PROBLEM TO WORK ON:
Report each line of the records below that holds the word "JSON".

(Collected data entries)
----------

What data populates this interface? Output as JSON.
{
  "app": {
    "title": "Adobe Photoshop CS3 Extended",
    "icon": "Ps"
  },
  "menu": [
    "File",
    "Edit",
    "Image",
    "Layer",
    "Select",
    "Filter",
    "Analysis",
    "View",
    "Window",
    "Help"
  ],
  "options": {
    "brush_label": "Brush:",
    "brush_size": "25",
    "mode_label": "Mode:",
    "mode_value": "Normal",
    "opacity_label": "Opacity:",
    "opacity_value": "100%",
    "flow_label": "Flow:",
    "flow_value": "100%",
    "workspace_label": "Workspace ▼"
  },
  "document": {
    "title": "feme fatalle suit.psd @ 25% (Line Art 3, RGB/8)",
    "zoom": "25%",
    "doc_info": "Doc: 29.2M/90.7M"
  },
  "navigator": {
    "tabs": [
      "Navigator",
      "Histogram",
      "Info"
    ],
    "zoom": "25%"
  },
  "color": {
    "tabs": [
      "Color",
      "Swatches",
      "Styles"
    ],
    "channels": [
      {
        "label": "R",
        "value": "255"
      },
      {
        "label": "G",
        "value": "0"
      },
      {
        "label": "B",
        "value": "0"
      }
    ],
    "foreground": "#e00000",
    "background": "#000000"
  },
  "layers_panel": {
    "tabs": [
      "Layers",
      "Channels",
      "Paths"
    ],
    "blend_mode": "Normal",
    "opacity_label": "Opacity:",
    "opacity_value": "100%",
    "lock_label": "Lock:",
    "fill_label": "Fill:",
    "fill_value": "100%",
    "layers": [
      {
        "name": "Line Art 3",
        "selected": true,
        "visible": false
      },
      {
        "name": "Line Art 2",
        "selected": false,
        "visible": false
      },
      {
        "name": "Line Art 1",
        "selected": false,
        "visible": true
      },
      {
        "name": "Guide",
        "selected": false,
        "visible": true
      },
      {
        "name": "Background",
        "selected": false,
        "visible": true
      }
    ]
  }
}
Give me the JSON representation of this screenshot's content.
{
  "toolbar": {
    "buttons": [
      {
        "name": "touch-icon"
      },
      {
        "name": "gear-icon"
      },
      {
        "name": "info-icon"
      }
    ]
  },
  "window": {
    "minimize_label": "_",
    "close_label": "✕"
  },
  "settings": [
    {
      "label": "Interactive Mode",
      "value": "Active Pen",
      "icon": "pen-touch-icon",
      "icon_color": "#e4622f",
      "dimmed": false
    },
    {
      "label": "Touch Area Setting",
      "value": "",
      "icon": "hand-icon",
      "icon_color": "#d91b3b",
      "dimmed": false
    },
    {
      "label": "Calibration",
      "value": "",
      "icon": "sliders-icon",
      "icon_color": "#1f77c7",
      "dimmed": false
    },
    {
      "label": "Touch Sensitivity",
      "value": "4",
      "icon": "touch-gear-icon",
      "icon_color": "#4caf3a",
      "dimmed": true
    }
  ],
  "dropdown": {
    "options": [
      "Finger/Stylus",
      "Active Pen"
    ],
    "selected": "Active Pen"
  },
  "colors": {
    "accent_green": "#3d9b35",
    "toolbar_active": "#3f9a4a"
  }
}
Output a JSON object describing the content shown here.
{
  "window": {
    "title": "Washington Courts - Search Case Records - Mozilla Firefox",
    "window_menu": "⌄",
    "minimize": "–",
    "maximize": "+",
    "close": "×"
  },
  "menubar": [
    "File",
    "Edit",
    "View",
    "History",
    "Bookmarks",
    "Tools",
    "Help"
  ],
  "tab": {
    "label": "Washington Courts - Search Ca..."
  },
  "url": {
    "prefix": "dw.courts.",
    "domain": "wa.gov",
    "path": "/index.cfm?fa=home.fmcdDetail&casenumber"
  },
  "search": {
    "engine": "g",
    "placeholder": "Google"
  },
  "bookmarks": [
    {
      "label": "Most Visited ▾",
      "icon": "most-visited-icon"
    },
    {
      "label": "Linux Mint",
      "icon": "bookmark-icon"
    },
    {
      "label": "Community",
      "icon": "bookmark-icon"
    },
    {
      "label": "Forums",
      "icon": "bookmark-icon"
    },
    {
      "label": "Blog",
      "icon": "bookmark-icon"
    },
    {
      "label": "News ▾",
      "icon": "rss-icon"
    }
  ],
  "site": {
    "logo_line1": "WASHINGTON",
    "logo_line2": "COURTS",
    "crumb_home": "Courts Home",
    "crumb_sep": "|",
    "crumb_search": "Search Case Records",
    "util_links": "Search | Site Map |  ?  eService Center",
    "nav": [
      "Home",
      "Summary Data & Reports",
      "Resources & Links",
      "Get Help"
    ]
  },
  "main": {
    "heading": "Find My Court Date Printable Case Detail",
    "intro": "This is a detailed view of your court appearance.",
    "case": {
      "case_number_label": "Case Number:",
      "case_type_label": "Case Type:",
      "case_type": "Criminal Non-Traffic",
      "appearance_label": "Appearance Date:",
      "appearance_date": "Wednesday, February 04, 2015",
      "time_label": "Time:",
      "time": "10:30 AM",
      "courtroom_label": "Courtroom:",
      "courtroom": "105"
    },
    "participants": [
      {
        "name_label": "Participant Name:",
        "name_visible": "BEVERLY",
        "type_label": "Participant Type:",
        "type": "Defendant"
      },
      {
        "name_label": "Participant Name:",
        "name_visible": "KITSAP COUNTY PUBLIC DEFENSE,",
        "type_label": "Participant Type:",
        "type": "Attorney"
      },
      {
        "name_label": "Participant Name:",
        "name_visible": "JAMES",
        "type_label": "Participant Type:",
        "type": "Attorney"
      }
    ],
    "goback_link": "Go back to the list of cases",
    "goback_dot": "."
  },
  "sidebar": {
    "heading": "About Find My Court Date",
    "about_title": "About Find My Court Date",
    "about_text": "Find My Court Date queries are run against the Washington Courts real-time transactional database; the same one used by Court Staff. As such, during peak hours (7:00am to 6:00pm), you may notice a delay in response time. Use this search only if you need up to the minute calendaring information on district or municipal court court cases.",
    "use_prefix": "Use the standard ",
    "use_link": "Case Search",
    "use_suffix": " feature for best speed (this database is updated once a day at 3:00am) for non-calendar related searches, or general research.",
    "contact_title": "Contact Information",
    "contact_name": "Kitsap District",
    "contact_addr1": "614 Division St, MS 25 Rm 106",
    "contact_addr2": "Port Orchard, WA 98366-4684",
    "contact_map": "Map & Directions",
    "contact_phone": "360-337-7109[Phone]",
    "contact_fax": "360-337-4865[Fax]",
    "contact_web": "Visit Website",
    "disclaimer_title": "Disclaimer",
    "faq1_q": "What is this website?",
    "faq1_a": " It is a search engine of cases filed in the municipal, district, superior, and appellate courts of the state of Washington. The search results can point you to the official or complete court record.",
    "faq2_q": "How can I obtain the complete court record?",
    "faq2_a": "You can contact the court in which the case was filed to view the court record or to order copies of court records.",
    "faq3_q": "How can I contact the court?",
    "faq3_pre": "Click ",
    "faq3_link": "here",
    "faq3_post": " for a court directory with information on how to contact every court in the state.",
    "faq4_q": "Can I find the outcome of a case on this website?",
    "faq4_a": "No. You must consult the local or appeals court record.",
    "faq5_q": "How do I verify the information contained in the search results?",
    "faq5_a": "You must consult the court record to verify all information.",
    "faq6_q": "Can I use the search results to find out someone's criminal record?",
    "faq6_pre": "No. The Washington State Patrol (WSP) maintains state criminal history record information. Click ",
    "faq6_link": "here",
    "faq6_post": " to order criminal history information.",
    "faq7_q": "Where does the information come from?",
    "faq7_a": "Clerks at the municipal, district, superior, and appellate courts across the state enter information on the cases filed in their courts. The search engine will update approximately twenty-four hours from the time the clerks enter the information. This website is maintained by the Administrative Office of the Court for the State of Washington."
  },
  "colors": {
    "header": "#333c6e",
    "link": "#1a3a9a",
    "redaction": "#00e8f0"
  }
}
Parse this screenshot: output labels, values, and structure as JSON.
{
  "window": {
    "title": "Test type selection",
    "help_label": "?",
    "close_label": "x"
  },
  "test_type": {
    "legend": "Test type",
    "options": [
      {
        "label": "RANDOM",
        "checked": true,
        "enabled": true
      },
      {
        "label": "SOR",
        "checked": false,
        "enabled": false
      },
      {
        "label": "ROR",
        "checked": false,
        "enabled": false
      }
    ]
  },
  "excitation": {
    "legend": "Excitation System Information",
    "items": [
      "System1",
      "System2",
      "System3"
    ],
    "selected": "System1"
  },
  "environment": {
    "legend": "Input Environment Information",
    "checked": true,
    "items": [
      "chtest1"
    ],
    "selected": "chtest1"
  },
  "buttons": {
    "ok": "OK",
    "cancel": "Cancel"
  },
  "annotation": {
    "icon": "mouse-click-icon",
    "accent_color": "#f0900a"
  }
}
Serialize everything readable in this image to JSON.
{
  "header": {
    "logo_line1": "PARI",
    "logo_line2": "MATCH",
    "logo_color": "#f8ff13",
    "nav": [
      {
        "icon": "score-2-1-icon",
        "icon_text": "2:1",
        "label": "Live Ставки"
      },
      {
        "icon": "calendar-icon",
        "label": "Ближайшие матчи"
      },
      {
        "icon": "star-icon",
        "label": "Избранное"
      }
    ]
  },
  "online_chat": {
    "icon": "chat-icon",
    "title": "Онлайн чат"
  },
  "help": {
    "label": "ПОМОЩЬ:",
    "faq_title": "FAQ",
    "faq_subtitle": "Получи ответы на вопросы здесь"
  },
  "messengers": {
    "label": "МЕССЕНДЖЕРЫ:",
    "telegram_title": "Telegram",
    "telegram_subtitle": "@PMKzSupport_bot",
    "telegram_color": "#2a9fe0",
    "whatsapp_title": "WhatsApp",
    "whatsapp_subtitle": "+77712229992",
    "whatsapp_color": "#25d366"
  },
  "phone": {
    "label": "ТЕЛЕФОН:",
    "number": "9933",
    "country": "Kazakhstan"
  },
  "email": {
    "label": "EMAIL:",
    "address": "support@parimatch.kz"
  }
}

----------

OUTPUT:
What data populates this interface? Output as JSON.
Give me the JSON representation of this screenshot's content.
Output a JSON object describing the content shown here.
Parse this screenshot: output labels, values, and structure as JSON.
Serialize everything readable in this image to JSON.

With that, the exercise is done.